    Yes, I will be a square lighthouse. I spent the first 43 years of life trying hard to not impress the English teachers. Why change now?

    1. Did you just counter-ironicize me? (Is that even a word?)

      I'm thinking there must be a fine line between gumph and genius. Maybe it's the turtle-neck sweater.

      Fiji? I thought you were heading to Hawaii. You should be able to hula the night away in either place, I guess.

    2. Rob doing the hula? I rake my face at the image burning in my head.

    3. I don’t have a clue what you said Erica. Did you compliment me or did you insult me? I have no idea because “I’m not a smart man, Jenny.” Name that quote.

      I’m going to Fuji because the tax bill is going up, I have got to find a way to shelter my royalties. And yes I will be doing a hula, why not? I am going to own the whole beach. My beach my rules.

      As far as Big Joe’s eyes burning. He will get over it because he will be doing the hula next to me and Swifty in his blue shirt. Ponder over that image for a while. Ha ha.

    4. Now my eyes are burning, Forrest. Nevertheless, here's hoping Mike's smiling mug is back with us soon.

  4. As a new writer I don't think I'd dare try to be a square lighthouse- it would be a disaster. In non-writerly areas, however, I always seem to be the square lighthouse in a round lighthouse world!

    1. As a new writer, I'm not even sure I'd know where to start. Yes, there would be a ship-wreck or two in my vicinity, also. I'm trusting the non-writerly squareness is a good thing.

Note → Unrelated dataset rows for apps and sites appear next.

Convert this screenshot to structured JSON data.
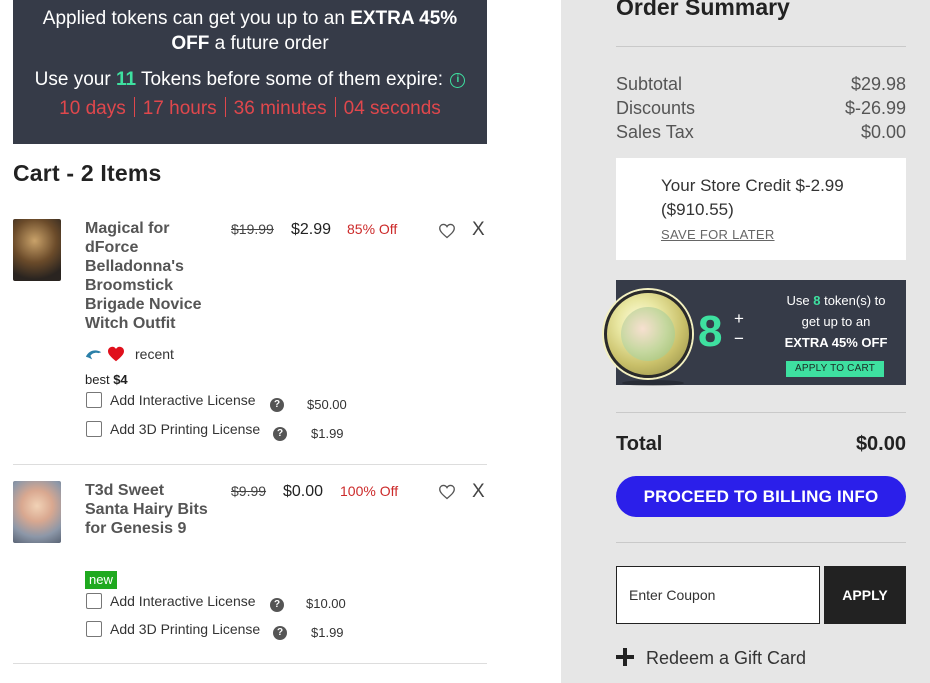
{
  "promo": {
    "line1_prefix": "Applied tokens can get you up to an ",
    "line1_bold": "EXTRA 45%",
    "line1_bold2": "OFF",
    "line1_suffix": " a future order",
    "line2_prefix": "Use your ",
    "line2_tokens": "11",
    "line2_suffix": " Tokens before some of them expire:",
    "countdown": [
      "10 days",
      "17 hours",
      "36 minutes",
      "04 seconds"
    ]
  },
  "cart": {
    "title": "Cart - 2 Items",
    "items": [
      {
        "name": "Magical for dForce Belladonna's Broomstick Brigade Novice Witch Outfit",
        "old_price": "$19.99",
        "price": "$2.99",
        "discount": "85% Off",
        "remove": "X",
        "recent": "recent",
        "best_prefix": "best ",
        "best_value": "$4",
        "licenses": [
          {
            "label": "Add Interactive License",
            "price": "$50.00"
          },
          {
            "label": "Add 3D Printing License",
            "price": "$1.99"
          }
        ]
      },
      {
        "name": "T3d Sweet Santa Hairy Bits for Genesis 9",
        "old_price": "$9.99",
        "price": "$0.00",
        "discount": "100% Off",
        "remove": "X",
        "badge": "new",
        "licenses": [
          {
            "label": "Add Interactive License",
            "price": "$10.00"
          },
          {
            "label": "Add 3D Printing License",
            "price": "$1.99"
          }
        ]
      }
    ]
  },
  "summary": {
    "title": "Order Summary",
    "rows": [
      {
        "label": "Subtotal",
        "value": "$29.98"
      },
      {
        "label": "Discounts",
        "value": "$-26.99"
      },
      {
        "label": "Sales Tax",
        "value": "$0.00"
      }
    ],
    "store_credit": "Your Store Credit $-2.99 ($910.55)",
    "save_for_later": "SAVE FOR LATER",
    "tokens": {
      "count": "8",
      "plus": "+",
      "minus": "−",
      "msg_prefix": "Use ",
      "msg_count": "8",
      "msg_suffix": " token(s) to get up to an",
      "msg_bold": "EXTRA 45% OFF",
      "apply_label": "APPLY TO CART"
    },
    "total_label": "Total",
    "total_value": "$0.00",
    "proceed_label": "PROCEED TO BILLING INFO",
    "coupon_placeholder": "Enter Coupon",
    "apply_label": "APPLY",
    "gift_label": "Redeem a Gift Card"
  },
  "colors": {
    "promo_bg": "#363b48",
    "accent_green": "#3ee0a0",
    "countdown_red": "#e0474c",
    "discount_red": "#cc2a2a",
    "proceed_blue": "#2b1fea",
    "new_badge_green": "#1fa91f"
  },
  "icons": [
    "info-icon",
    "heart-icon",
    "close-icon",
    "dolphin-icon",
    "help-icon",
    "token-coin-icon",
    "plus-icon"
  ]
}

  5. Erica,

    Excuse me whilst I take a sip of Ensure to warsh down my old man pills...

    Color my lighthouse a square one trying to fit into a round one. A reader will willingly, sometimes gladly, go along with the author as she breaks the rules, but doing so at the expense of clarity, character, and story is a dangerous exercise.

    Now excuse me whilst I don my tweed turtle neck jacket with tweed elbow patches, the uniform of the ninety-year old English teacher...

    Most of these experiments are mere fads, and will wither away like spring wildflowers in the summer. Those ex[eriments that last do not intrude on clarity, characters, and story, and most likely, build upon them.

    Now excuse me whilst I place the soapbox on the ground and stand...

    The conventions of grammar are simply a means to an end, depending upon the lighthouse in which a writer lives. Yes, I am a stickler for certain rules. I don't like the dangling preposition. Guilty! I believe in syntax. Guilty again. I don't like starting a sentence with "There" or "It." But not because I delight in the beauty of the rules-I delight in the beauty of the well-written sentence. Plus, the choice to do so makes me a better writer.

    Writing (and reading) is an exercise for the brain muscle. One can have terrible form, and not build the muscle at all, or one can have excellent form, clean, crisp, clear, and effective.

    Whew! I think I threw out my back on that rant. Excuse me whilst I take a nap...

    1. The man of many coats has spoken, and as usual, he speaks wisely.

      I think we're approaching the battlefield of story-telling vs writing. Are those round-lighthouse traits of character and story really the saving features of lasting experimental works? If I could think of examples, I might argue (but I can't, so I won't).

      Yes, rules exist for a reason. Why (try to) reinvent what has been proven to work?

      As a reader, I like working my brain muscle... but not too hard. What did that Scarlet Letter guy say? Easy reading is damn hard writing?

      For what it's worth, I think you have a touch of hip squareness about you, Joseph. Some of us take the rules for a stroll by the lake. You seem to throw them in your sidecar and take off through the desert.

  6. I'm probably a round lighthouse. I've never quite understood what 'experimental' means.

    1. There are some wonderful round lighthouses around. I'm not too sure about experimental works either, but using the POV of a powerpoint sounds pretty close.

  7. *language that conforms to standard rules of syntax, meaning, and punctuation;
    *typography that conforms to printed conventions regarding margins, etc.

    Love it! It's sad they have to list this, but with some of the books I see coming out lately... :P

    I'm a round lighthouse. But have you seen my elevator?